Published Aug 08, 2016Beard Closet is Torontonian Phil Hamilton, who uses guitar and effects to create astonishing noise/drone compositions. His latest album focuses on the brutal, fascist police tactics at otherwise peaceful protests seen all over the United States and here in Toronto, particularly during the G20 summit in 2010. The subject has been addressed by artists as diverse as Killer Mike and Fatima Al Qadiri, but rarely with such visceral instrumental poetry.
"Assembly" starts with a low, menacing, siren-like wail over a dull buzzing, like the rumble of distant tanks on concrete. Periodically, the buzzing will flare up, and around 1:45 it flickers into a shock of feedback noise before unleashing a violent torrent of distortion and fuzz. One can easily imagine an outbreak of police aggression at this point, and in almost cinematic slow motion, a distant high-register melody mourns the mass arrests and the abuse and death under police custody.

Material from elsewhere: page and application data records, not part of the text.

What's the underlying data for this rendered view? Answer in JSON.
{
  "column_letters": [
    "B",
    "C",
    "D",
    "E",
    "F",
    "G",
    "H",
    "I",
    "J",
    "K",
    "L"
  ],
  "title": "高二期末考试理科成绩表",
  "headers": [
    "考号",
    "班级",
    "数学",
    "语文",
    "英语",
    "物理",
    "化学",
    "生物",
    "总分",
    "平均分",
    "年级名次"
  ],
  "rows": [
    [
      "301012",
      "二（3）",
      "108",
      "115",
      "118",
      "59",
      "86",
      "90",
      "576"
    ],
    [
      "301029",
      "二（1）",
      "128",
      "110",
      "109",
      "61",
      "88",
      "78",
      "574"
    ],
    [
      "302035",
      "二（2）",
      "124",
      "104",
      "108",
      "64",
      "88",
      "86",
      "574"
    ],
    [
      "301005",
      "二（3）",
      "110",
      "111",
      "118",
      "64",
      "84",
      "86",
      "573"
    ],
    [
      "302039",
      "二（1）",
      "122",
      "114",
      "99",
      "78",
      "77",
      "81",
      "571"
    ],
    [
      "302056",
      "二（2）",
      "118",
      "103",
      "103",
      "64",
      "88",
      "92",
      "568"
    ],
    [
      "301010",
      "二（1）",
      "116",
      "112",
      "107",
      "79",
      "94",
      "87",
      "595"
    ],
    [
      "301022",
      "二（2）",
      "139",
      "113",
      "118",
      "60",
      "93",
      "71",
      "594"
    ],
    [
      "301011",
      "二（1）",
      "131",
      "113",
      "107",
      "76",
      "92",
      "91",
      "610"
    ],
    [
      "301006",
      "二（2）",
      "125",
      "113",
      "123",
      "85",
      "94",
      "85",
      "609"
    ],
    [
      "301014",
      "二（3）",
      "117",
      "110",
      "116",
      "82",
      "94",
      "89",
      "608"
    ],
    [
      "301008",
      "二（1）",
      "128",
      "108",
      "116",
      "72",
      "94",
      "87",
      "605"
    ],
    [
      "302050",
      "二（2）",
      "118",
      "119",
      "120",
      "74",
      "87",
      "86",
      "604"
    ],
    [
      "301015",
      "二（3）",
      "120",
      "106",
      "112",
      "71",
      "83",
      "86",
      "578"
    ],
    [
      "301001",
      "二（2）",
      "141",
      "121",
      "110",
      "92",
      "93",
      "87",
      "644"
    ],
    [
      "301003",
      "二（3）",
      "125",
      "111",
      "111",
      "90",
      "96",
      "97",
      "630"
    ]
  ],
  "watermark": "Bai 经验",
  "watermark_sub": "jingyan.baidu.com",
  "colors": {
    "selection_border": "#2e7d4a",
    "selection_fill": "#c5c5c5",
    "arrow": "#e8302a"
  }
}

While past Beard Closet releases have drifted quite a bit, this record feels refined and pointed. On Deadly Force, no track is over eight minutes, and each has its own flair. "Agent Provocateur" begins with a harsh high-frequency noise and ends with a repeated minor third motif resembling a schoolyard taunt; "Accountability" is surprisingly melodic for Beard Closet, as hopeful as possible given his sound and the subject matter.
The fact that this is a single guitarist with effects might call to mind Noveller's great 2015 album Fantastic Planet, but unlike those lush, variegated soundscapes, Beard Closet's Deadly Force is a lot harsher and bleaker, closer to noise artist Pharmakon or drone maestro Tim Hecker's early work. Like many noise artists, the sounds here can be appreciated for its sonic aesthetic, but the underlying meaning imbues it with even greater profundity and merit. (Arachnidiscs Recordings)